─── Extracted information ───

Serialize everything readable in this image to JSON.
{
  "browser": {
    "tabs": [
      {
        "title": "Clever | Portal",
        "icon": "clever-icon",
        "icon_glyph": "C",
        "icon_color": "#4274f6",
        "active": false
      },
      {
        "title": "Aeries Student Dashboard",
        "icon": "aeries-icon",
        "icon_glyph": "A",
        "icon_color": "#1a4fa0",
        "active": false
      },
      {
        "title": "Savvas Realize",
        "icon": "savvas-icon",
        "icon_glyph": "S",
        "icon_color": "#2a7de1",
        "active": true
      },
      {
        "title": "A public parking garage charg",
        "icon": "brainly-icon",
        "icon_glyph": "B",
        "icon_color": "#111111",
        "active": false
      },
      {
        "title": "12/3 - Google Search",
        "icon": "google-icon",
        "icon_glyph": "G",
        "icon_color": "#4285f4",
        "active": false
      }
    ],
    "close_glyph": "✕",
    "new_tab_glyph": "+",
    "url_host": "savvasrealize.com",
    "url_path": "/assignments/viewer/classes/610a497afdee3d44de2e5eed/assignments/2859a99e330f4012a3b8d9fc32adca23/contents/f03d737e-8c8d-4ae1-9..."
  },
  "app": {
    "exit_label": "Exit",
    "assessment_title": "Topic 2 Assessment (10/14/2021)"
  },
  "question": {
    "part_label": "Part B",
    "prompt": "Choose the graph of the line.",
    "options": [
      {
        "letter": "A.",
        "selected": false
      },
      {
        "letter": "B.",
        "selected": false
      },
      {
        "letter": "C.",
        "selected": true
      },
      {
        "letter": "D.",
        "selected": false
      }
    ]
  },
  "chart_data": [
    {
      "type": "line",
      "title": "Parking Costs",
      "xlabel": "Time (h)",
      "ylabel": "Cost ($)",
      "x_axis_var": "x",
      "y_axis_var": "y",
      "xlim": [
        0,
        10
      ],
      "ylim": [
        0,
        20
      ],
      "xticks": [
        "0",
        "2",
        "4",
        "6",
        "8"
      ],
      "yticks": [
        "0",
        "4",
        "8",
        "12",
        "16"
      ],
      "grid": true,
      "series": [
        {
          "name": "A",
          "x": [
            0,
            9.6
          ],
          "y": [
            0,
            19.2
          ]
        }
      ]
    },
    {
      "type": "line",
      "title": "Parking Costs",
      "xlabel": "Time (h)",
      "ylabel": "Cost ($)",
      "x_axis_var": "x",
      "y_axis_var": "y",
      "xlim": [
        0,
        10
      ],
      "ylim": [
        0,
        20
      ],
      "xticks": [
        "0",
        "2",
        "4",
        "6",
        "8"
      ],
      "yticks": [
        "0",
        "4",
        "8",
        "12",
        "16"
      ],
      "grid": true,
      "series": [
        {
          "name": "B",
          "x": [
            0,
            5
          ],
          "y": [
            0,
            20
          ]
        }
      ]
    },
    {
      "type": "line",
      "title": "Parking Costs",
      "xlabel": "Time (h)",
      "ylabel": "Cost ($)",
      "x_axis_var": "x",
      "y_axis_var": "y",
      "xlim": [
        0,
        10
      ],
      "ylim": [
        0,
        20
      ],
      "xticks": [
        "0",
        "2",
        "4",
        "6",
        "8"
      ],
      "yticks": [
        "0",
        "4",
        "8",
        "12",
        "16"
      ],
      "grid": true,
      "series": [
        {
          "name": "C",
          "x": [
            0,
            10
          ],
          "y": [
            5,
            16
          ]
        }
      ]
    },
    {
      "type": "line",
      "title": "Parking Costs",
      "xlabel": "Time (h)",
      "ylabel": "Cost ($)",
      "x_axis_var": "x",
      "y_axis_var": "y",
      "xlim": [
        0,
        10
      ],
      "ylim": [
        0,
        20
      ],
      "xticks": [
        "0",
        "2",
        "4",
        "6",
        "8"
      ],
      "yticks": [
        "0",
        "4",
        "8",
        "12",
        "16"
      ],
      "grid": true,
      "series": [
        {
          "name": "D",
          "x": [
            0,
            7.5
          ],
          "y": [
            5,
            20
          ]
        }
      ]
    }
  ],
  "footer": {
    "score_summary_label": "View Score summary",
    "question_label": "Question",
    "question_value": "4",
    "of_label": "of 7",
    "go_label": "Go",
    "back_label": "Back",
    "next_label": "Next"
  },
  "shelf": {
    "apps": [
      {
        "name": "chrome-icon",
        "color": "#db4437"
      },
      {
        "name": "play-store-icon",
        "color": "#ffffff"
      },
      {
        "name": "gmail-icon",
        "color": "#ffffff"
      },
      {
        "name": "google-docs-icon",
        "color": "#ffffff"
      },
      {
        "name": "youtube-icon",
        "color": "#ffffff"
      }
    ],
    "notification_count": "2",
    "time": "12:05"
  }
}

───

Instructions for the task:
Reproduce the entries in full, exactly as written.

Exercise output:
Serialize everything readable in this image to JSON.
{
  "browser": {
    "tabs": [
      {
        "title": "Clever | Portal",
        "icon": "clever-icon",
        "icon_glyph": "C",
        "icon_color": "#4274f6",
        "active": false
      },
      {
        "title": "Aeries Student Dashboard",
        "icon": "aeries-icon",
        "icon_glyph": "A",
        "icon_color": "#1a4fa0",
        "active": false
      },
      {
        "title": "Savvas Realize",
        "icon": "savvas-icon",
        "icon_glyph": "S",
        "icon_color": "#2a7de1",
        "active": true
      },
      {
        "title": "A public parking garage charg",
        "icon": "brainly-icon",
        "icon_glyph": "B",
        "icon_color": "#111111",
        "active": false
      },
      {
        "title": "12/3 - Google Search",
        "icon": "google-icon",
        "icon_glyph": "G",
        "icon_color": "#4285f4",
        "active": false
      }
    ],
    "close_glyph": "✕",
    "new_tab_glyph": "+",
    "url_host": "savvasrealize.com",
    "url_path": "/assignments/viewer/classes/610a497afdee3d44de2e5eed/assignments/2859a99e330f4012a3b8d9fc32adca23/contents/f03d737e-8c8d-4ae1-9..."
  },
  "app": {
    "exit_label": "Exit",
    "assessment_title": "Topic 2 Assessment (10/14/2021)"
  },
  "question": {
    "part_label": "Part B",
    "prompt": "Choose the graph of the line.",
    "options": [
      {
        "letter": "A.",
        "selected": false
      },
      {
        "letter": "B.",
        "selected": false
      },
      {
        "letter": "C.",
        "selected": true
      },
      {
        "letter": "D.",
        "selected": false
      }
    ]
  },
  "chart_data": [
    {
      "type": "line",
      "title": "Parking Costs",
      "xlabel": "Time (h)",
      "ylabel": "Cost ($)",
      "x_axis_var": "x",
      "y_axis_var": "y",
      "xlim": [
        0,
        10
      ],
      "ylim": [
        0,
        20
      ],
      "xticks": [
        "0",
        "2",
        "4",
        "6",
        "8"
      ],
      "yticks": [
        "0",
        "4",
        "8",
        "12",
        "16"
      ],
      "grid": true,
      "series": [
        {
          "name": "A",
          "x": [
            0,
            9.6
          ],
          "y": [
            0,
            19.2
          ]
        }
      ]
    },
    {
      "type": "line",
      "title": "Parking Costs",
      "xlabel": "Time (h)",
      "ylabel": "Cost ($)",
      "x_axis_var": "x",
      "y_axis_var": "y",
      "xlim": [
        0,
        10
      ],
      "ylim": [
        0,
        20
      ],
      "xticks": [
        "0",
        "2",
        "4",
        "6",
        "8"
      ],
      "yticks": [
        "0",
        "4",
        "8",
        "12",
        "16"
      ],
      "grid": true,
      "series": [
        {
          "name": "B",
          "x": [
            0,
            5
          ],
          "y": [
            0,
            20
          ]
        }
      ]
    },
    {
      "type": "line",
      "title": "Parking Costs",
      "xlabel": "Time (h)",
      "ylabel": "Cost ($)",
      "x_axis_var": "x",
      "y_axis_var": "y",
      "xlim": [
        0,
        10
      ],
      "ylim": [
        0,
        20
      ],
      "xticks": [
        "0",
        "2",
        "4",
        "6",
        "8"
      ],
      "yticks": [
        "0",
        "4",
        "8",
        "12",
        "16"
      ],
      "grid": true,
      "series": [
        {
          "name": "C",
          "x": [
            0,
            10
          ],
          "y": [
            5,
            16
          ]
        }
      ]
    },
    {
      "type": "line",
      "title": "Parking Costs",
      "xlabel": "Time (h)",
      "ylabel": "Cost ($)",
      "x_axis_var": "x",
      "y_axis_var": "y",
      "xlim": [
        0,
        10
      ],
      "ylim": [
        0,
        20
      ],
      "xticks": [
        "0",
        "2",
        "4",
        "6",
        "8"
      ],
      "yticks": [
        "0",
        "4",
        "8",
        "12",
        "16"
      ],
      "grid": true,
      "series": [
        {
          "name": "D",
          "x": [
            0,
            7.5
          ],
          "y": [
            5,
            20
          ]
        }
      ]
    }
  ],
  "footer": {
    "score_summary_label": "View Score summary",
    "question_label": "Question",
    "question_value": "4",
    "of_label": "of 7",
    "go_label": "Go",
    "back_label": "Back",
    "next_label": "Next"
  },
  "shelf": {
    "apps": [
      {
        "name": "chrome-icon",
        "color": "#db4437"
      },
      {
        "name": "play-store-icon",
        "color": "#ffffff"
      },
      {
        "name": "gmail-icon",
        "color": "#ffffff"
      },
      {
        "name": "google-docs-icon",
        "color": "#ffffff"
      },
      {
        "name": "youtube-icon",
        "color": "#ffffff"
      }
    ],
    "notification_count": "2",
    "time": "12:05"
  }
}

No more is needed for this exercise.